A human rights organization says the ongoing Saudi war and tight blockade have taken a heavy toll on children in Yemen, leaving more than 8,000 minors dead and injured in the already impoverished Arab country.
The Entesaf Organization for the Protection of Women's and Children's Rights, in a statement released on the occasion of the World Children's Day which is celebrated on November 20 each year, announced that 3,860 children have lost their lives and 4,256 others sustained injuries as a result of the seven-year war.
It noted that the number of disabled people has soared by 50 percent as a result of the Saudi-led aggression, stating that while the figure was at around 3 million before the war it now stands at 4.5 million now.
The rights group further highlighted that nearly six thousand civilians have been disabled as a result of hostilities between warring sides since the beginning of the Saudi-led aggression, including approximately 5,559 children, emphasizing that the actual number is likely much higher.
Entesaf noted that at least two million and 400 thousand Yemeni children are out of primary schools; and nearly three thousand schools are either destroyed or damaged.
It also warned that the number of children, who would have to leave school without basic qualifications may rise to nearly six million, according to the statistics of the Yemeni Ministry of Education.
The rights group stated that four thousand children are victims of improvised explosive devices (IEDs), bombs, landmines and remnants of war, saying that at least 131 children were killed during the six-month ceasefire in Yemen. The truce was brokered by the United Nations in April and was renewed twice.
“More than 80 newborns die every day in Yemen due to the use of internationally banned weapons.

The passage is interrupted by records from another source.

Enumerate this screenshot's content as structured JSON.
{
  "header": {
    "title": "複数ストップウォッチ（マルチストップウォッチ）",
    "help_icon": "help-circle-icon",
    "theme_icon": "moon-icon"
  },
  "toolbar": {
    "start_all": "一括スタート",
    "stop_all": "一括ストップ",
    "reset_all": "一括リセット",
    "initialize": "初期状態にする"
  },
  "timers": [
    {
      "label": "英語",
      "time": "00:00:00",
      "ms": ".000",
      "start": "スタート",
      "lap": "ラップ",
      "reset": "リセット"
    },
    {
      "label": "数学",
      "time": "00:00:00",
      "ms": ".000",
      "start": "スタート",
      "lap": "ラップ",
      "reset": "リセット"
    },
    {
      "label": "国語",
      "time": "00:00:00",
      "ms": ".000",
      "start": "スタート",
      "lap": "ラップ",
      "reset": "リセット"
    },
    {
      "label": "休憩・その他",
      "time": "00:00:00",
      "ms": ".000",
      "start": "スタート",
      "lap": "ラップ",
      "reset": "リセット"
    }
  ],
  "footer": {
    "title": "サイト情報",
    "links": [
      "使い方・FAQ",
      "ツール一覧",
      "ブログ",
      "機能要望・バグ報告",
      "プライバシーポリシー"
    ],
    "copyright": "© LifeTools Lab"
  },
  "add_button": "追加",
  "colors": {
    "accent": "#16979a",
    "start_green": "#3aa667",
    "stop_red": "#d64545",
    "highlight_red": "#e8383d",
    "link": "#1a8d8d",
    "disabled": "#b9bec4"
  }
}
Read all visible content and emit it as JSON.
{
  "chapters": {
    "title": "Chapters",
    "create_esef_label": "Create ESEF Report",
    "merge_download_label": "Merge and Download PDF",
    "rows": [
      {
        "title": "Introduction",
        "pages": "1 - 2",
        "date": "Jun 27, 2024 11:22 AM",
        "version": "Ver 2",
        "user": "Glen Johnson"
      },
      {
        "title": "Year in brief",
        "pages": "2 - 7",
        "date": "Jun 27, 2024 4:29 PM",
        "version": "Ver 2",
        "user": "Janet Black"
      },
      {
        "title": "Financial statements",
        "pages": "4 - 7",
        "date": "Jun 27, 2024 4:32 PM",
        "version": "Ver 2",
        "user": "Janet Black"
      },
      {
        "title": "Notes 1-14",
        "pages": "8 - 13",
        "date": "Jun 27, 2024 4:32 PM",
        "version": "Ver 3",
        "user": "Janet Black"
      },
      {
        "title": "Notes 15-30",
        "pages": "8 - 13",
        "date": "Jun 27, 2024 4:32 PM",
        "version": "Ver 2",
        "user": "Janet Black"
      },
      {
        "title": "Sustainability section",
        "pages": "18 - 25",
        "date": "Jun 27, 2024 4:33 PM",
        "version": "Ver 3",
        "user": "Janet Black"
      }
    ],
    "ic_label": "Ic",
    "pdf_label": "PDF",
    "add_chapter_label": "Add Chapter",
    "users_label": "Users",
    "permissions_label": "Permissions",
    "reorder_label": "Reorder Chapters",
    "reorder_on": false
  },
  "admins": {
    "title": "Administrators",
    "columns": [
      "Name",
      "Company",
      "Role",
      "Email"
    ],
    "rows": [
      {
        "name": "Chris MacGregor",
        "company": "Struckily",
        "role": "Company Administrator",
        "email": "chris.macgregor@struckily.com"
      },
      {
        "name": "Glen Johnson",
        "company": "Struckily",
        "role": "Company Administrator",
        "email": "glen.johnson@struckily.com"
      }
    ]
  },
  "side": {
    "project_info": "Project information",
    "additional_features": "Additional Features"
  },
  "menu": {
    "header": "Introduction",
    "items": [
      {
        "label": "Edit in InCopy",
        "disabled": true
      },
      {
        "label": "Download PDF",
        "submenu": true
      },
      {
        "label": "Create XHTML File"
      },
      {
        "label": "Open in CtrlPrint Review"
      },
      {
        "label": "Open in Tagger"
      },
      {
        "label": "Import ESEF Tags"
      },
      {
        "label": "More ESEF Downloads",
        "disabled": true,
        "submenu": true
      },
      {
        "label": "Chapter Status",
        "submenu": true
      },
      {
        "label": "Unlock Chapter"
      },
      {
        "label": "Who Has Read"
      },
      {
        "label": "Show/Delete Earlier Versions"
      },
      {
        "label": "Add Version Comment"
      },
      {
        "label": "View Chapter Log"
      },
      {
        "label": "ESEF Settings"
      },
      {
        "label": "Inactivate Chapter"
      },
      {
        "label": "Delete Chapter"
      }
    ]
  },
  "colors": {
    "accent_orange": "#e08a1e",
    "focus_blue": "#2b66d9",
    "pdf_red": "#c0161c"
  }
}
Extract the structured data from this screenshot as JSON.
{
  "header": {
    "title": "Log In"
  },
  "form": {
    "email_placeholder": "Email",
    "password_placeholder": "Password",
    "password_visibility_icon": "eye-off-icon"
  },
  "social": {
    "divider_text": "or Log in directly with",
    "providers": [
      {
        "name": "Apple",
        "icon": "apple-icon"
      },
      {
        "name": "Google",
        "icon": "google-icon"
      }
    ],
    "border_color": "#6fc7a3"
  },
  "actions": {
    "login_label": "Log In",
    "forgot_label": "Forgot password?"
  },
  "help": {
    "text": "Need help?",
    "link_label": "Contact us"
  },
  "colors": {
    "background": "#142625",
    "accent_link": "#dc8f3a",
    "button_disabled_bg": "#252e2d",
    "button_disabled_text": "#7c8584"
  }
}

This accounts for the high rate of premature Yemeni infants, as one third of the child births in the country are untimely,” Entesaf said.
The human rights organization finally held the United States and Saudi Arabia accountable for all crimes and violations against Yemeni civilians, especially women and children.
Saudi Arabia launched the devastating war on Yemen in March 2015 in collaboration with its Arab allies and with arms and logistics support from the US and other Western states.
The objective was to reinstall the Riyadh-friendly regime of Abd Rabbuh Mansour Hadi and crush the Ansarullah resistance movement, which has been running state affairs in the absence of a functional government in Yemen.
While the Saudi-led coalition has failed to meet any of its objectives, the war has killed hundreds of thousands of Yemenis and spawned the world’s worst humanitarian crisis.